    Coram Voice, a charity that provides a range of services for children and young people in and around the care system, first launched the competition in 2016 as a platform for care-experienced young people to express their creative talents and to celebrate their voices.

    Research conducted with previous Voices shortlisted entrants found that participation in the competition had inspired them to write more, allowed them to be recognised for their talents and for some, even helped them to come to terms with being in care.

    The theme of this year’s competition is Who or What Makes You Proud and entries can be submitted online at coramvoice.org.uk/voices18 in any written form including poems, short stories, raps and newspaper articles with a 500 word limit. The competition is grouped in four age categories: primary school, lower secondary school (age 11-14), upper secondary school (age 15-18) and care leavers.

    The entries for Voices 2018 will be judged by a panel of experts, each with personal experience of, or a special interest in the care system including:
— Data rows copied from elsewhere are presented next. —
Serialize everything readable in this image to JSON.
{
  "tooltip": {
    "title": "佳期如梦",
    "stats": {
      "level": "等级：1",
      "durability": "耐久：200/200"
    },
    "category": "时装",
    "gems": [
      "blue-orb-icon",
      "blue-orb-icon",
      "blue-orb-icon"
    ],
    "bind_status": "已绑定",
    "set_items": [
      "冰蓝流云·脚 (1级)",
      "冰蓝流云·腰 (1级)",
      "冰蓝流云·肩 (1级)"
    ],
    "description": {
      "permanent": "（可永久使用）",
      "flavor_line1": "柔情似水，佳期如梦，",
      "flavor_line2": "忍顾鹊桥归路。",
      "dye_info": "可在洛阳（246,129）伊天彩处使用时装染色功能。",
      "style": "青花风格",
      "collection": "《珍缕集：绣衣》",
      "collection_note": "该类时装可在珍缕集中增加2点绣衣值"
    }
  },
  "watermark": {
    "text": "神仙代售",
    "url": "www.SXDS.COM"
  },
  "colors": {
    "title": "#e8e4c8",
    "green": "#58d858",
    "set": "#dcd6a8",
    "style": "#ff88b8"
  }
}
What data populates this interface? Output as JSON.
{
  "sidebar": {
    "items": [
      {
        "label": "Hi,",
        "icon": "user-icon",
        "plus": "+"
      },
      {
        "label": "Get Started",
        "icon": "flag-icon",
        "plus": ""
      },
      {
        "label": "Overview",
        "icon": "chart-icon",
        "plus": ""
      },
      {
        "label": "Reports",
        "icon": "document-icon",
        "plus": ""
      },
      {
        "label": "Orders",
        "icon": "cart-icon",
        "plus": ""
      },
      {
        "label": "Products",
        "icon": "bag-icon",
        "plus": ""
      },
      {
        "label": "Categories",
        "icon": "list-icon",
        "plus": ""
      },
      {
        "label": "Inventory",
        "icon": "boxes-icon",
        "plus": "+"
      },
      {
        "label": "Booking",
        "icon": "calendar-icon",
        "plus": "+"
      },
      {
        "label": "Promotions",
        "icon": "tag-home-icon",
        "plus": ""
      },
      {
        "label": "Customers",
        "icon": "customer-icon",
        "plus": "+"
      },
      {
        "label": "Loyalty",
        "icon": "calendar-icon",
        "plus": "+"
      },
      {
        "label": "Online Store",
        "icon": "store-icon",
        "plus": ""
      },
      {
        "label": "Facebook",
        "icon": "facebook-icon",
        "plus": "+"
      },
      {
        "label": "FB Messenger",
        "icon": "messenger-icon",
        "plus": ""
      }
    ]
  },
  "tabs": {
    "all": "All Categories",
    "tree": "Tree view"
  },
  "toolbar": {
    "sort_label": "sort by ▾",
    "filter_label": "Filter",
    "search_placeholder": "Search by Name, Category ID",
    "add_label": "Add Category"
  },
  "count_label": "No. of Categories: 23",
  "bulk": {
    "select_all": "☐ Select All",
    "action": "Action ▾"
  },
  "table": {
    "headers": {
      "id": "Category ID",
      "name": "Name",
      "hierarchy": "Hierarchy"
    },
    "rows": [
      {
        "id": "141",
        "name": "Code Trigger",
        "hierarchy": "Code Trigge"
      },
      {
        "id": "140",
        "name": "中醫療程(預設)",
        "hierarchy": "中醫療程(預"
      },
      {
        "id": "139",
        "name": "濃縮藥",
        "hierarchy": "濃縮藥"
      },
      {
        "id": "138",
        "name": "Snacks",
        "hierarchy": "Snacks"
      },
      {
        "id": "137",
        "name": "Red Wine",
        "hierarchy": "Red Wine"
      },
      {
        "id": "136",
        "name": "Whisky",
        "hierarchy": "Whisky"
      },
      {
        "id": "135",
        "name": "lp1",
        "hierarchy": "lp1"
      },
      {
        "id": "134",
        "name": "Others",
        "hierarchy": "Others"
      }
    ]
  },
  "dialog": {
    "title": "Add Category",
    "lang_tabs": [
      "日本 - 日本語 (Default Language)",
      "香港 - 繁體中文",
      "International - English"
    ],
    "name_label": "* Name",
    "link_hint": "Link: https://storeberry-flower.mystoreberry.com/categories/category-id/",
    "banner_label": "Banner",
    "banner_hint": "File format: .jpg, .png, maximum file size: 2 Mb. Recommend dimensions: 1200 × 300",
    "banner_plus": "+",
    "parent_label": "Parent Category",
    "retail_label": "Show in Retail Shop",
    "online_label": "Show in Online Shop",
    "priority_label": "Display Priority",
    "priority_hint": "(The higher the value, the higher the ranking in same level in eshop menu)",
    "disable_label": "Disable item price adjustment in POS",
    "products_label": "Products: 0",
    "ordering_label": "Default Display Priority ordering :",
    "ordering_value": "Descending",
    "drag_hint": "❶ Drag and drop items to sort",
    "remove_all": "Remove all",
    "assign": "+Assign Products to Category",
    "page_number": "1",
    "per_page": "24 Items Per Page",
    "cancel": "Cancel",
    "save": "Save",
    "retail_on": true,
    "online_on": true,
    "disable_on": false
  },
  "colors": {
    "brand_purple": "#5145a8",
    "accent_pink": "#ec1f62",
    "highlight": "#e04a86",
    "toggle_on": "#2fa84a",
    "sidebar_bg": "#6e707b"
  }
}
  • Jackie Long, Social Affairs Editor for Channel 4 News
  • Lucy Spraggan, singer-songwriter, and newly approved foster carer
  • Ashley John-Baptiste, BBC reporter and producer
  • Jenny Molloy, author of ‘Hackney Child’
  • Mr Gee, spoken word artist
  • Lola Jaye, author of ‘Orphan Sisters’
  • Lisa Cherry, author of ‘The Brightness of Stars’
  • Dreadlock Alien, slam and performance poet
  • The winner of each category will receive a tablet and £100 shopping vouchers, and will be announced by the judges at an awards ceremony in London on 9 April 2018.

    One of the judges, Lola Jaye commented: I know that storytelling is one of the most powerful ways we can understand each other’s unique experiences. That’s why I am so pleased to judge Voices 2018, a competition that amplifies the voices of young people in the care system and gives them a platform to tell the world their stories. I can’t wait to read what they produce and celebrate their achievements.

    One young person who previously entered Voices said: The competition is a safe opportunity to share your personal story – it’s a wonderful way to embrace your history and yourself” and another added “to put what you feel on a piece of paper is quite therapeutic.

    Another previous entrant commented: It can be the start of a journey… it opens up new opportunities and also shows people the potential you have.

    Voices 2018 is open for entries until 8 February 2018. For more information about the competition and how to enter, please visit coramvoice.org.uk/voices18.

    Reading Poster

    Click on the image to download an A3 .pdf copy of the poster